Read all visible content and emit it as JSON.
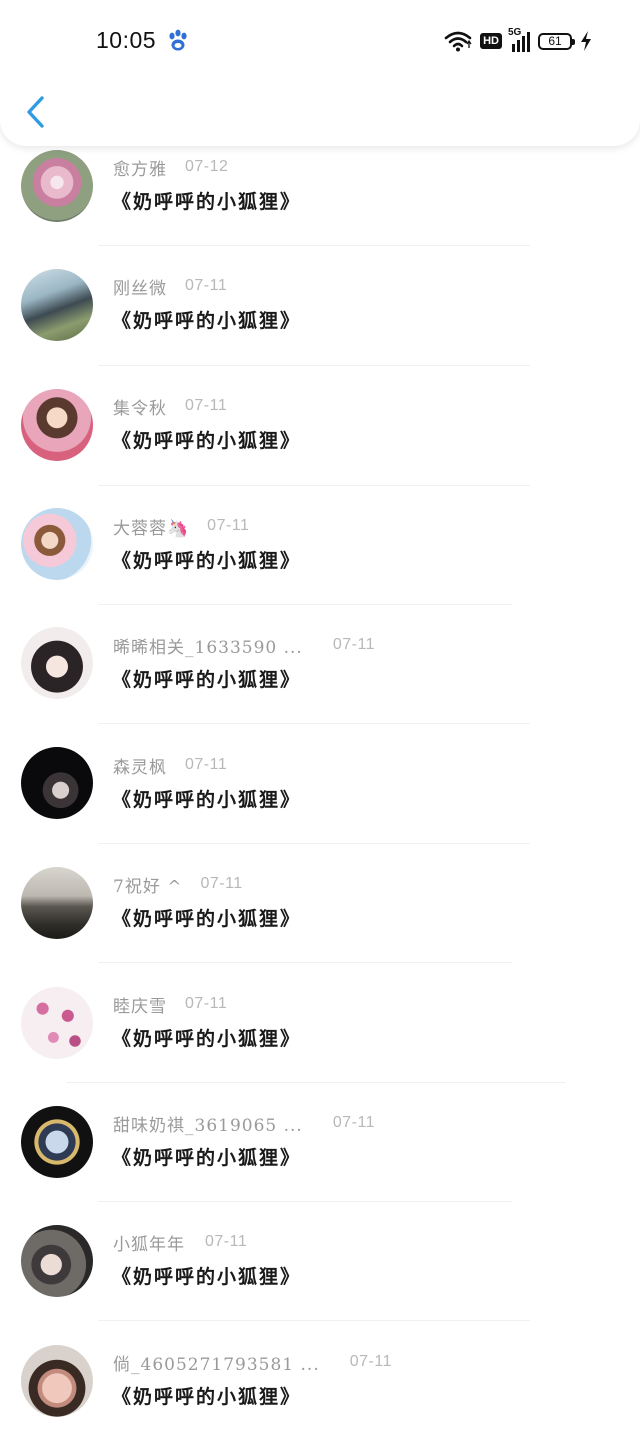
{
  "status": {
    "time": "10:05",
    "hd": "HD",
    "network": "5G",
    "battery": "61"
  },
  "header": {
    "back_icon": "chevron-left-icon",
    "accent": "#2f9be0"
  },
  "items": [
    {
      "name": "愈方雅",
      "date": "07-12",
      "title": "《奶呼呼的小狐狸》"
    },
    {
      "name": "刚丝微",
      "date": "07-11",
      "title": "《奶呼呼的小狐狸》"
    },
    {
      "name": "集令秋",
      "date": "07-11",
      "title": "《奶呼呼的小狐狸》"
    },
    {
      "name": "大蓉蓉🦄",
      "date": "07-11",
      "title": "《奶呼呼的小狐狸》"
    },
    {
      "name": "晞晞相关_1633590 ...",
      "date": "07-11",
      "title": "《奶呼呼的小狐狸》"
    },
    {
      "name": "森灵枫",
      "date": "07-11",
      "title": "《奶呼呼的小狐狸》"
    },
    {
      "name": "7祝好 ^",
      "date": "07-11",
      "title": "《奶呼呼的小狐狸》"
    },
    {
      "name": "睦庆雪",
      "date": "07-11",
      "title": "《奶呼呼的小狐狸》"
    },
    {
      "name": "甜味奶祺_3619065 ...",
      "date": "07-11",
      "title": "《奶呼呼的小狐狸》"
    },
    {
      "name": "小狐年年",
      "date": "07-11",
      "title": "《奶呼呼的小狐狸》"
    },
    {
      "name": "倘_4605271793581 ...",
      "date": "07-11",
      "title": "《奶呼呼的小狐狸》"
    }
  ]
}
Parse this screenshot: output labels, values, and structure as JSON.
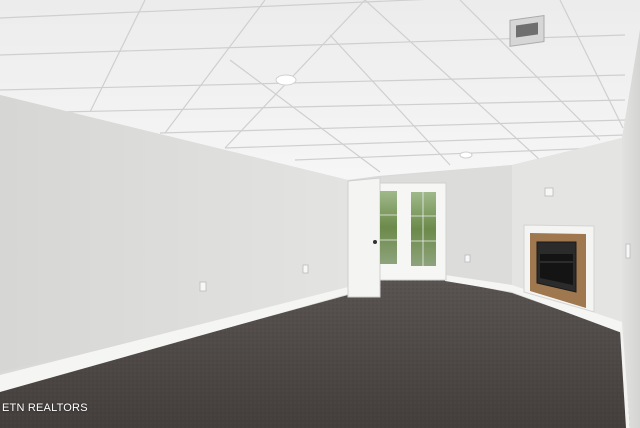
{
  "photo": {
    "subject": "",
    "watermark": "ETN REALTORS"
  },
  "colors": {
    "ceiling": "#f1f1f1",
    "left_wall": "#e0e0de",
    "back_wall": "#dadbd9",
    "right_wall": "#e6e6e4",
    "carpet": "#4d4846",
    "baseboard": "#f5f5f3",
    "fireplace_surround": "#a0784f",
    "fireplace_mantel": "#f4f4f2",
    "door_frame": "#f6f6f4",
    "glass_foliage": "#6c8a4a"
  }
}
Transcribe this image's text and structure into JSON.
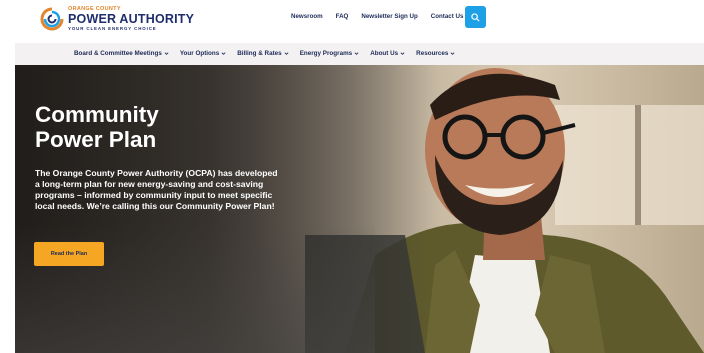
{
  "header": {
    "logo": {
      "line1": "ORANGE COUNTY",
      "line2": "POWER AUTHORITY",
      "tagline": "YOUR CLEAN ENERGY CHOICE"
    },
    "top_links": [
      "Newsroom",
      "FAQ",
      "Newsletter Sign Up",
      "Contact Us"
    ],
    "search_icon": "search-icon",
    "accent": "#1ea0e6"
  },
  "nav": {
    "items": [
      "Board & Committee Meetings",
      "Your Options",
      "Billing & Rates",
      "Energy Programs",
      "About Us",
      "Resources"
    ]
  },
  "hero": {
    "title_line1": "Community",
    "title_line2": "Power Plan",
    "text": "The Orange County Power Authority (OCPA) has developed a long-term plan for new energy-saving and cost-saving programs – informed by community input to meet specific local needs. We’re calling this our Community Power Plan!",
    "button": "Read the Plan",
    "button_color": "#f5a623"
  }
}
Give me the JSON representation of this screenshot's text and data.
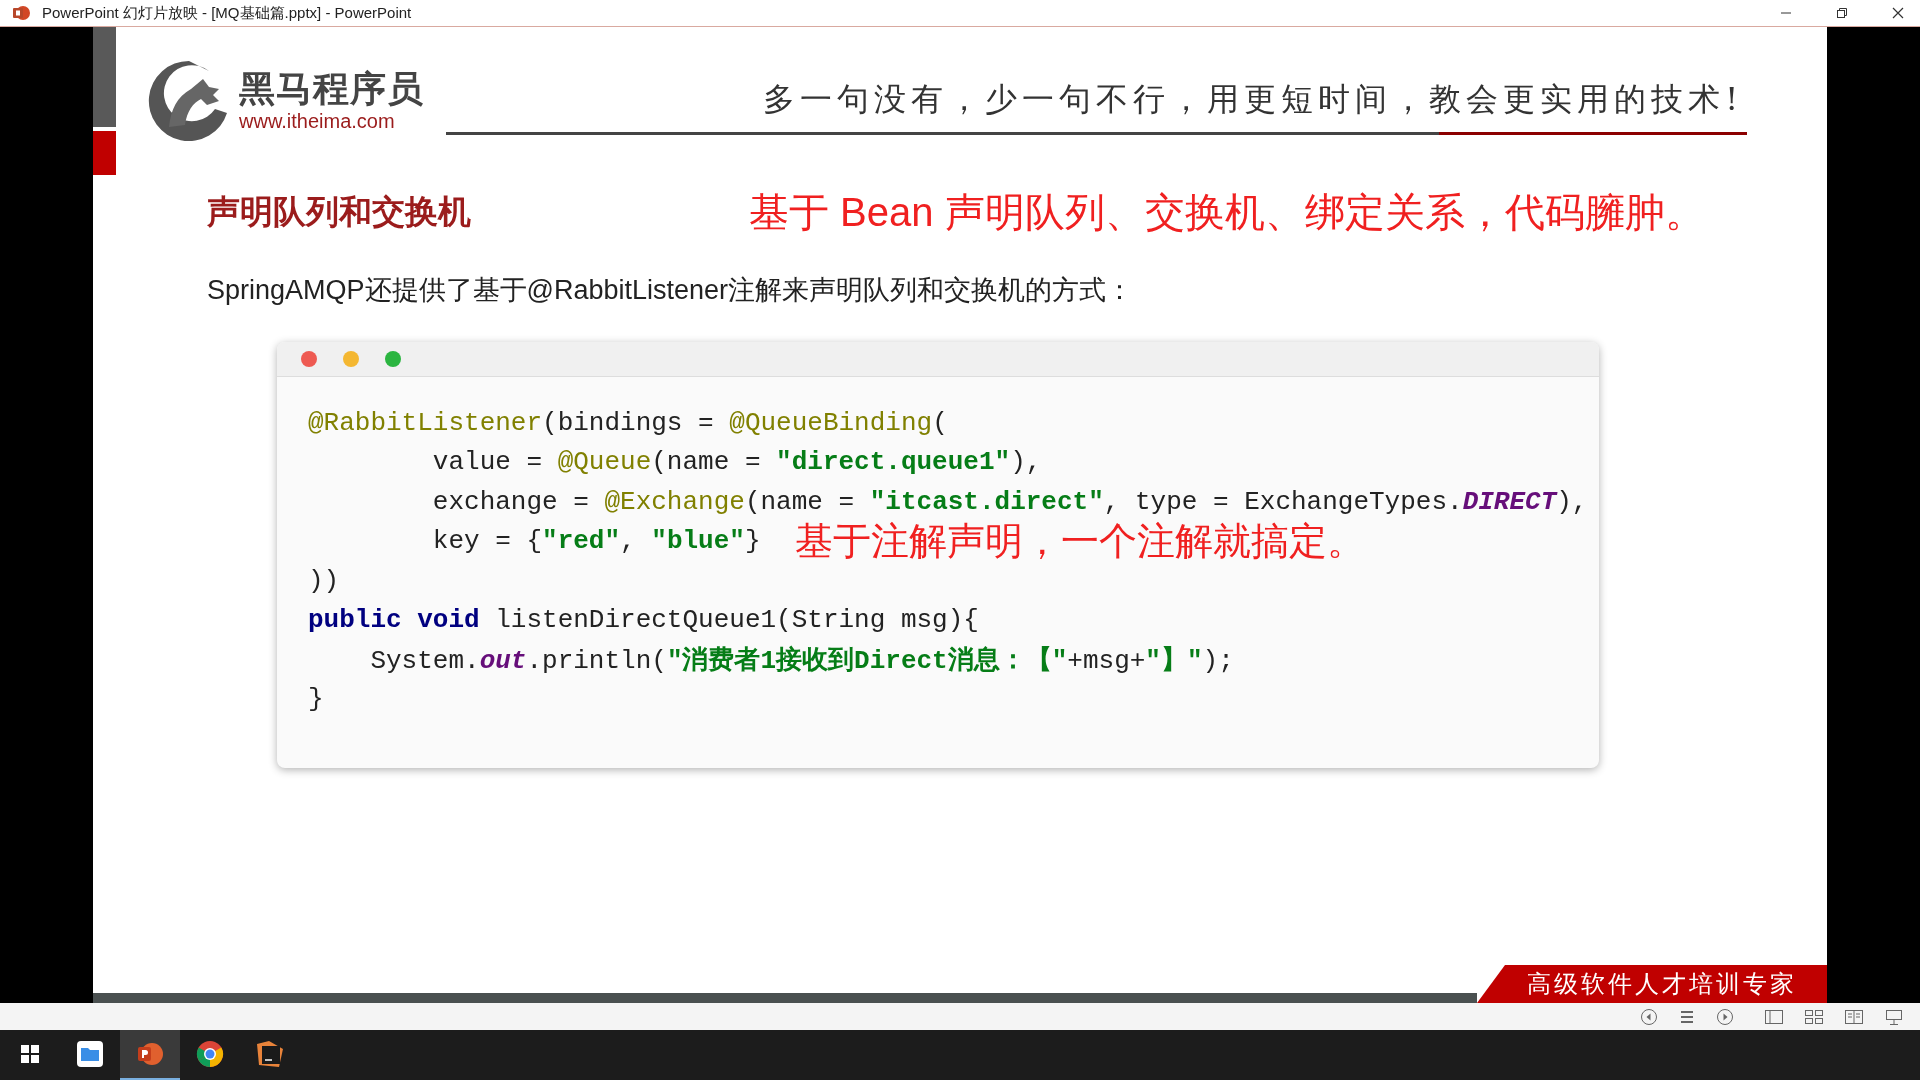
{
  "window": {
    "title": "PowerPoint 幻灯片放映 - [MQ基础篇.pptx] - PowerPoint"
  },
  "slide": {
    "brand": {
      "name": "黑马程序员",
      "url": "www.itheima.com"
    },
    "slogan": "多一句没有，少一句不行，用更短时间，教会更实用的技术!",
    "heading": "声明队列和交换机",
    "heading_note": "基于 Bean 声明队列、交换机、绑定关系，代码臃肿。",
    "intro": "SpringAMQP还提供了基于@RabbitListener注解来声明队列和交换机的方式：",
    "code": {
      "lines": [
        {
          "tokens": [
            {
              "kind": "annotation",
              "text": "@RabbitListener"
            },
            {
              "kind": "plain",
              "text": "(bindings = "
            },
            {
              "kind": "annotation",
              "text": "@QueueBinding"
            },
            {
              "kind": "plain",
              "text": "("
            }
          ]
        },
        {
          "tokens": [
            {
              "kind": "plain",
              "text": "        value = "
            },
            {
              "kind": "annotation",
              "text": "@Queue"
            },
            {
              "kind": "plain",
              "text": "(name = "
            },
            {
              "kind": "string",
              "text": "\"direct.queue1\""
            },
            {
              "kind": "plain",
              "text": "),"
            }
          ]
        },
        {
          "tokens": [
            {
              "kind": "plain",
              "text": "        exchange = "
            },
            {
              "kind": "annotation",
              "text": "@Exchange"
            },
            {
              "kind": "plain",
              "text": "(name = "
            },
            {
              "kind": "string",
              "text": "\"itcast.direct\""
            },
            {
              "kind": "plain",
              "text": ", type = ExchangeTypes."
            },
            {
              "kind": "constant",
              "text": "DIRECT"
            },
            {
              "kind": "plain",
              "text": "),"
            }
          ]
        },
        {
          "tokens": [
            {
              "kind": "plain",
              "text": "        key = {"
            },
            {
              "kind": "string",
              "text": "\"red\""
            },
            {
              "kind": "plain",
              "text": ", "
            },
            {
              "kind": "string",
              "text": "\"blue\""
            },
            {
              "kind": "plain",
              "text": "}"
            }
          ],
          "note": "基于注解声明，一个注解就搞定。"
        },
        {
          "tokens": [
            {
              "kind": "plain",
              "text": "))"
            }
          ]
        },
        {
          "tokens": [
            {
              "kind": "keyword",
              "text": "public void"
            },
            {
              "kind": "plain",
              "text": " listenDirectQueue1(String msg){"
            }
          ]
        },
        {
          "tokens": [
            {
              "kind": "plain",
              "text": "    System."
            },
            {
              "kind": "constant",
              "text": "out"
            },
            {
              "kind": "plain",
              "text": ".println("
            },
            {
              "kind": "string",
              "text": "\"消费者1接收到Direct消息：【\""
            },
            {
              "kind": "plain",
              "text": "+msg+"
            },
            {
              "kind": "string",
              "text": "\"】\""
            },
            {
              "kind": "plain",
              "text": ");"
            }
          ]
        },
        {
          "tokens": [
            {
              "kind": "plain",
              "text": "}"
            }
          ]
        }
      ]
    },
    "banner": "高级软件人才培训专家"
  },
  "taskbar": [
    {
      "kind": "start",
      "selected": false
    },
    {
      "kind": "files",
      "selected": false
    },
    {
      "kind": "powerpoint",
      "selected": true
    },
    {
      "kind": "chrome",
      "selected": false
    },
    {
      "kind": "ide",
      "selected": false
    }
  ]
}
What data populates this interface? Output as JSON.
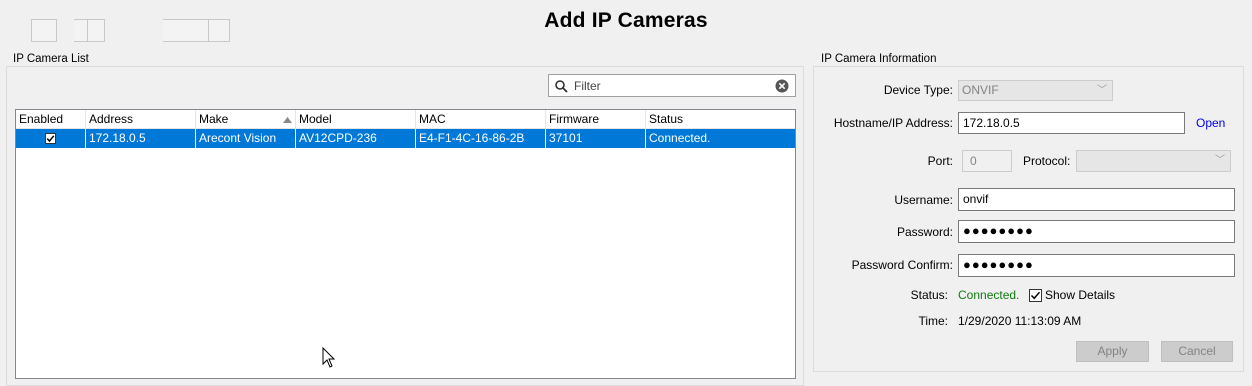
{
  "window": {
    "title": "Add IP Cameras"
  },
  "camera_list": {
    "legend": "IP Camera List",
    "filter_placeholder": "Filter",
    "columns": [
      "Enabled",
      "Address",
      "Make",
      "Model",
      "MAC",
      "Firmware",
      "Status"
    ],
    "sorted_column": "Make",
    "rows": [
      {
        "enabled": true,
        "address": "172.18.0.5",
        "make": "Arecont Vision",
        "model": "AV12CPD-236",
        "mac": "E4-F1-4C-16-86-2B",
        "firmware": "37101",
        "status": "Connected."
      }
    ]
  },
  "info": {
    "legend": "IP Camera Information",
    "device_type_label": "Device Type:",
    "device_type_value": "ONVIF",
    "hostname_label": "Hostname/IP Address:",
    "hostname_value": "172.18.0.5",
    "open_link": "Open",
    "port_label": "Port:",
    "port_value": "0",
    "protocol_label": "Protocol:",
    "protocol_value": "",
    "username_label": "Username:",
    "username_value": "onvif",
    "password_label": "Password:",
    "password_value": "●●●●●●●●",
    "password_confirm_label": "Password Confirm:",
    "password_confirm_value": "●●●●●●●●",
    "status_label": "Status:",
    "status_value": "Connected.",
    "show_details_label": "Show Details",
    "show_details_checked": true,
    "time_label": "Time:",
    "time_value": "1/29/2020 11:13:09 AM",
    "apply_label": "Apply",
    "cancel_label": "Cancel"
  },
  "colors": {
    "selection": "#0078d7",
    "status_ok": "#107c10",
    "link": "#0000ee"
  }
}
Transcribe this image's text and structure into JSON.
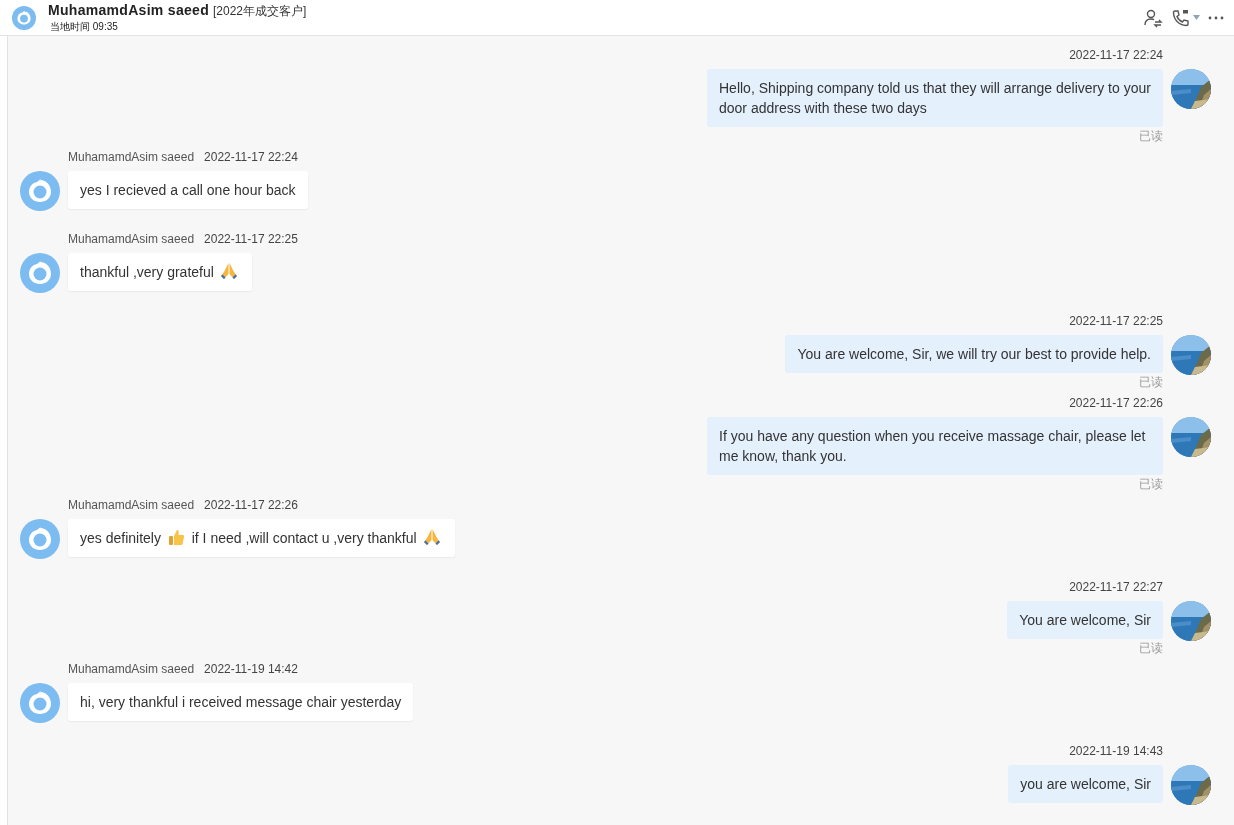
{
  "header": {
    "name": "MuhamamdAsim saeed",
    "tag": "[2022年成交客户]",
    "local_time": "当地时间 09:35"
  },
  "messages": [
    {
      "kind": "outgoing",
      "time": "2022-11-17 22:24",
      "parts": [
        {
          "kind": "text",
          "text": "Hello, Shipping company told us that they will arrange delivery to your door address with these two days"
        }
      ],
      "status": "已读"
    },
    {
      "kind": "incoming",
      "sender": "MuhamamdAsim saeed",
      "time": "2022-11-17 22:24",
      "parts": [
        {
          "kind": "text",
          "text": "yes I recieved a call one hour back"
        }
      ]
    },
    {
      "kind": "incoming",
      "sender": "MuhamamdAsim saeed",
      "time": "2022-11-17 22:25",
      "parts": [
        {
          "kind": "text",
          "text": "thankful ,very grateful"
        },
        {
          "kind": "pray"
        }
      ]
    },
    {
      "kind": "outgoing",
      "time": "2022-11-17 22:25",
      "parts": [
        {
          "kind": "text",
          "text": "You are welcome, Sir, we will try our best to provide help."
        }
      ],
      "status": "已读"
    },
    {
      "kind": "outgoing",
      "time": "2022-11-17 22:26",
      "parts": [
        {
          "kind": "text",
          "text": "If you have any question when you receive massage chair, please let me know, thank you."
        }
      ],
      "status": "已读"
    },
    {
      "kind": "incoming",
      "sender": "MuhamamdAsim saeed",
      "time": "2022-11-17 22:26",
      "parts": [
        {
          "kind": "text",
          "text": "yes definitely"
        },
        {
          "kind": "thumbs"
        },
        {
          "kind": "text",
          "text": "if I need ,will contact u ,very thankful"
        },
        {
          "kind": "pray"
        }
      ]
    },
    {
      "kind": "outgoing",
      "time": "2022-11-17 22:27",
      "parts": [
        {
          "kind": "text",
          "text": "You are welcome, Sir"
        }
      ],
      "status": "已读"
    },
    {
      "kind": "incoming",
      "sender": "MuhamamdAsim saeed",
      "time": "2022-11-19 14:42",
      "parts": [
        {
          "kind": "text",
          "text": "hi, very thankful i received message chair yesterday"
        }
      ]
    },
    {
      "kind": "outgoing",
      "time": "2022-11-19 14:43",
      "parts": [
        {
          "kind": "text",
          "text": "you are welcome, Sir"
        }
      ]
    }
  ]
}
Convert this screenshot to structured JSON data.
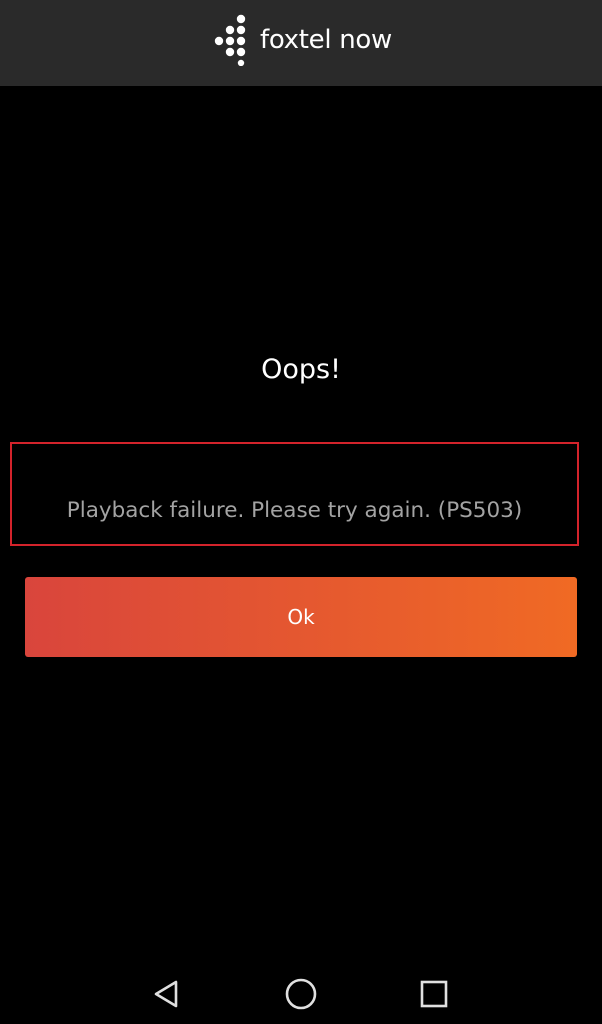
{
  "header": {
    "logo_text": "foxtel now",
    "logo_icon": "foxtel-dots-logo"
  },
  "dialog": {
    "title": "Oops!",
    "message": "Playback failure. Please try again. (PS503)",
    "ok_label": "Ok"
  },
  "colors": {
    "header_bg": "#2a2a2a",
    "background": "#000000",
    "error_border": "#d3232b",
    "button_gradient_start": "#d9453c",
    "button_gradient_end": "#f06a24",
    "message_text": "#a3a3a3"
  },
  "nav_bar": {
    "icons": [
      "back-triangle-icon",
      "home-circle-icon",
      "recent-apps-square-icon"
    ]
  }
}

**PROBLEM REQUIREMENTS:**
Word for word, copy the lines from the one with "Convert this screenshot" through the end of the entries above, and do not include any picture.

**EXPECTED ANSWER:**
Convert this screenshot to structured JSON data.
{
  "header": {
    "logo_text": "foxtel now",
    "logo_icon": "foxtel-dots-logo"
  },
  "dialog": {
    "title": "Oops!",
    "message": "Playback failure. Please try again. (PS503)",
    "ok_label": "Ok"
  },
  "colors": {
    "header_bg": "#2a2a2a",
    "background": "#000000",
    "error_border": "#d3232b",
    "button_gradient_start": "#d9453c",
    "button_gradient_end": "#f06a24",
    "message_text": "#a3a3a3"
  },
  "nav_bar": {
    "icons": [
      "back-triangle-icon",
      "home-circle-icon",
      "recent-apps-square-icon"
    ]
  }
}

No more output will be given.